▶ _WHAT IS NEEDED_: Once you find a line containing the word "JSON" in the entries below, copy it.

-------------------------

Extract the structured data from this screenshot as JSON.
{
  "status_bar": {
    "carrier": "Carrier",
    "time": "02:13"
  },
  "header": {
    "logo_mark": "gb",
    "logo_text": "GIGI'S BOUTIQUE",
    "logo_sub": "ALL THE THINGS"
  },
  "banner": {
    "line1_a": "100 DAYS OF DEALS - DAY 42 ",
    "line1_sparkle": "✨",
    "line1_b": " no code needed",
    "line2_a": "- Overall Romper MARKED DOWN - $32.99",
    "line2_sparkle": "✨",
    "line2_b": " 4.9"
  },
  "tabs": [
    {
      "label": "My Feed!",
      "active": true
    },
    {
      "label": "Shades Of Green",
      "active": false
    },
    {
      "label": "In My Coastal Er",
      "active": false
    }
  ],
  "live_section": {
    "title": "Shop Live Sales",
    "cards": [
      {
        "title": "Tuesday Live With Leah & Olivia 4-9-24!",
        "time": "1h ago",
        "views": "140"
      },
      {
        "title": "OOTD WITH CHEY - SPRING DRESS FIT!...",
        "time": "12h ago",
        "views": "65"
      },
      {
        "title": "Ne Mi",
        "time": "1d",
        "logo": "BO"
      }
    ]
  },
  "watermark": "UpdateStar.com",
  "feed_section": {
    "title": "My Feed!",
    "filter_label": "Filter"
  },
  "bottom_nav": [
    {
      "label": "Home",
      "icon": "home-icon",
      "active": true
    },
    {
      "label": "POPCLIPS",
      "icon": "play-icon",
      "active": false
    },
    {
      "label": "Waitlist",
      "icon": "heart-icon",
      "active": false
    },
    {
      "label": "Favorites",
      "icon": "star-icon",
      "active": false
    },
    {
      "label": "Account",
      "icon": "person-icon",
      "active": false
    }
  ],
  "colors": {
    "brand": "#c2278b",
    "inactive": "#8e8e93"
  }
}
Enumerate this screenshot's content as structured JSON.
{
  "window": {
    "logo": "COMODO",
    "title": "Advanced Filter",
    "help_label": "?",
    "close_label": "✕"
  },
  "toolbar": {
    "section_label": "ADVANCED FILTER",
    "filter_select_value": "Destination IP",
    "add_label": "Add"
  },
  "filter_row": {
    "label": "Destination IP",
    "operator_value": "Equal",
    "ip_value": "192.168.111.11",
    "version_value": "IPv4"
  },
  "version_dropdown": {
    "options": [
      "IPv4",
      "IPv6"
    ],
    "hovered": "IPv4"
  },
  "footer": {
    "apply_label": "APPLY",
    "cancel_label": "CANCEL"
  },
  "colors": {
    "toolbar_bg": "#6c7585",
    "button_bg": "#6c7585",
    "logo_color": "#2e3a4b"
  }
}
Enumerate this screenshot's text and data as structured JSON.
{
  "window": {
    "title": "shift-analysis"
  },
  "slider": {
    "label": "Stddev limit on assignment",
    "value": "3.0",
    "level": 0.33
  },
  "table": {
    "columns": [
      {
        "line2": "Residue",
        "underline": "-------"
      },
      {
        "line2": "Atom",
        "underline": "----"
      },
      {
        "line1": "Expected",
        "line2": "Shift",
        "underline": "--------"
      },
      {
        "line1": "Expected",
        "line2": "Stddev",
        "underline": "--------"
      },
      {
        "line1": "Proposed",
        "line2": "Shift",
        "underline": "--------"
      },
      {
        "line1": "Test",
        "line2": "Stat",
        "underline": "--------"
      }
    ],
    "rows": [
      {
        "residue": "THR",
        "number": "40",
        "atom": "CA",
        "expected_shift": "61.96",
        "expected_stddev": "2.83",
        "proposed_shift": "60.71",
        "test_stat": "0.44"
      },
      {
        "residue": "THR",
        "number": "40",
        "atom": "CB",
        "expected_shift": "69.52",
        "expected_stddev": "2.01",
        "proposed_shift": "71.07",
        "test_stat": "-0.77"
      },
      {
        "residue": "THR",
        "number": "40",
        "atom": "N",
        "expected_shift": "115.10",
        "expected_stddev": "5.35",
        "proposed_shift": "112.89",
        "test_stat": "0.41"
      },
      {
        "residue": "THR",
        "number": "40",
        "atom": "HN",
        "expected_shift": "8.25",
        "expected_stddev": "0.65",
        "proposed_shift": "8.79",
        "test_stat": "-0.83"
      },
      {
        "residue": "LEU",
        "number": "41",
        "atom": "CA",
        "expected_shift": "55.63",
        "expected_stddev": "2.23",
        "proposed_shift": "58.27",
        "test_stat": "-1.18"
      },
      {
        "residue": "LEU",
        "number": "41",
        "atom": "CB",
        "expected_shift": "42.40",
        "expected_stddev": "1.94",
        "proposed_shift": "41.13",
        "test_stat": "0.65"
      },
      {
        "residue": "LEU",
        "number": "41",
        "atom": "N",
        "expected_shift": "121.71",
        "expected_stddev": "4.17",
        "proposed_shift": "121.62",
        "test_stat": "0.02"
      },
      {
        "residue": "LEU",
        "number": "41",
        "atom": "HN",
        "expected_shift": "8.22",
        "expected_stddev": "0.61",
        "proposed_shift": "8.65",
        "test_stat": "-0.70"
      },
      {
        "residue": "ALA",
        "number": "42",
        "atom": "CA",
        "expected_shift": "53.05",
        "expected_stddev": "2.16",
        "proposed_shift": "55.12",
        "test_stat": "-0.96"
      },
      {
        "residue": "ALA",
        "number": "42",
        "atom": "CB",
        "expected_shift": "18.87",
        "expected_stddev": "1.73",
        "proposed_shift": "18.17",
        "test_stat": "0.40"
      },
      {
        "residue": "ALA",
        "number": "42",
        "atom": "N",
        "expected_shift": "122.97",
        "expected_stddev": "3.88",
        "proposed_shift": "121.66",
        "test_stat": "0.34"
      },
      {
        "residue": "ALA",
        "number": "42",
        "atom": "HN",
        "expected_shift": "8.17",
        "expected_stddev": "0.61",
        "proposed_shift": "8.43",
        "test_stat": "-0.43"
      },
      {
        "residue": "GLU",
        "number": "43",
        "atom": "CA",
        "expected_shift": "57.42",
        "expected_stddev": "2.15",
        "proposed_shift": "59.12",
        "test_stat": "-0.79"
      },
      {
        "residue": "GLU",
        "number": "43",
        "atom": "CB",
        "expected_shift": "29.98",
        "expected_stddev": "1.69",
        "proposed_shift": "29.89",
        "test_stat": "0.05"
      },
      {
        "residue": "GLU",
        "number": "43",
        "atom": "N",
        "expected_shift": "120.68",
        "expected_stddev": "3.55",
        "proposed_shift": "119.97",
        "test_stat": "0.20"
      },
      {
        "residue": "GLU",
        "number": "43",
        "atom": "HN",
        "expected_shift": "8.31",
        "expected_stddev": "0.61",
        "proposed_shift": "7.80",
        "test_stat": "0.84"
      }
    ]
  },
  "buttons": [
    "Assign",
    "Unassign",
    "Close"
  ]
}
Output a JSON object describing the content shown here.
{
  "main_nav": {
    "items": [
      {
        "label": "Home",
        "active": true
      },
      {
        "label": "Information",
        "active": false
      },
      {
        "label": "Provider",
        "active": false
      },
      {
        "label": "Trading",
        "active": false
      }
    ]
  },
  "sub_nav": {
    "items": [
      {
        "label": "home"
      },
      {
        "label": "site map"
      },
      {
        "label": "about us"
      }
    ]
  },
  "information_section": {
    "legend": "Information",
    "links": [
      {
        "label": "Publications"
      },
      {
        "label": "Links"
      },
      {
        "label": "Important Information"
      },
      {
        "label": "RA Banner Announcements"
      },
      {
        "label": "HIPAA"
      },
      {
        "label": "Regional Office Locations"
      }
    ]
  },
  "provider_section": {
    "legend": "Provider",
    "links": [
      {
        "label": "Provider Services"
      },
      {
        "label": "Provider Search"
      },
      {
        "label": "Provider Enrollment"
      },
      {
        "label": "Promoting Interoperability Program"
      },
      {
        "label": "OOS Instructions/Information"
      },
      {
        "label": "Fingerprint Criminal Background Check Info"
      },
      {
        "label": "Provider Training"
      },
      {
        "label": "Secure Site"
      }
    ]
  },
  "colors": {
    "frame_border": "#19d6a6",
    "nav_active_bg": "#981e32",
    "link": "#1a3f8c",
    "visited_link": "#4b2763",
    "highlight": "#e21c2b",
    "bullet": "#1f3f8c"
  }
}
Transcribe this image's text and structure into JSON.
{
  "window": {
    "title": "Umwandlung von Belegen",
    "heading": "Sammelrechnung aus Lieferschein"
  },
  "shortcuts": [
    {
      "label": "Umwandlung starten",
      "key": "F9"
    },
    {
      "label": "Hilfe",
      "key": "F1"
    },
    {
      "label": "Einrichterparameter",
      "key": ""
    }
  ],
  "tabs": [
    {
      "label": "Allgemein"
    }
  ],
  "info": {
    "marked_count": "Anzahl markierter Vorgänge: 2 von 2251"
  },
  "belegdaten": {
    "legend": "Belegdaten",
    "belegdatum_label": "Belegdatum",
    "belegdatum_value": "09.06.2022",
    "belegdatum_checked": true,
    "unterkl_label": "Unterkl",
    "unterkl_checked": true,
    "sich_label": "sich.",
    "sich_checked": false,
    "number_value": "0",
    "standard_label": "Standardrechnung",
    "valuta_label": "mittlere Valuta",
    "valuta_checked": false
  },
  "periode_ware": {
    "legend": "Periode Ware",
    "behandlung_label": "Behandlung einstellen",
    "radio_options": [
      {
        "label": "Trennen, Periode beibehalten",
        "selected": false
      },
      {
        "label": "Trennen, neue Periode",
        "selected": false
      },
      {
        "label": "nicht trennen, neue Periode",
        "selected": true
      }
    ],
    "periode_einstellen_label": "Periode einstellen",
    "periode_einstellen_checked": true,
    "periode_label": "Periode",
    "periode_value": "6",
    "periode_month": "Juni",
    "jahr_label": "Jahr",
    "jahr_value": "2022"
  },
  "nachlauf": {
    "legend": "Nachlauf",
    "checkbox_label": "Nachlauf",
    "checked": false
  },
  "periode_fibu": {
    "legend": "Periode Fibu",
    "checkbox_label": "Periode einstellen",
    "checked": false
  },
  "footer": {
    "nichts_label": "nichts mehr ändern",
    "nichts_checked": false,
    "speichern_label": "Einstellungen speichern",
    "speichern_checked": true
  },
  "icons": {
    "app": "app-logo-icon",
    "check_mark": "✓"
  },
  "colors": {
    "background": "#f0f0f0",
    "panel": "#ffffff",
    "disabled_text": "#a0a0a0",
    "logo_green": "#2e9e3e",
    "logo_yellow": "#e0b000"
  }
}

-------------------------

▶ _TASK OUTPUT_:
Extract the structured data from this screenshot as JSON.
Enumerate this screenshot's content as structured JSON.
Enumerate this screenshot's text and data as structured JSON.
Output a JSON object describing the content shown here.
Transcribe this image's text and structure into JSON.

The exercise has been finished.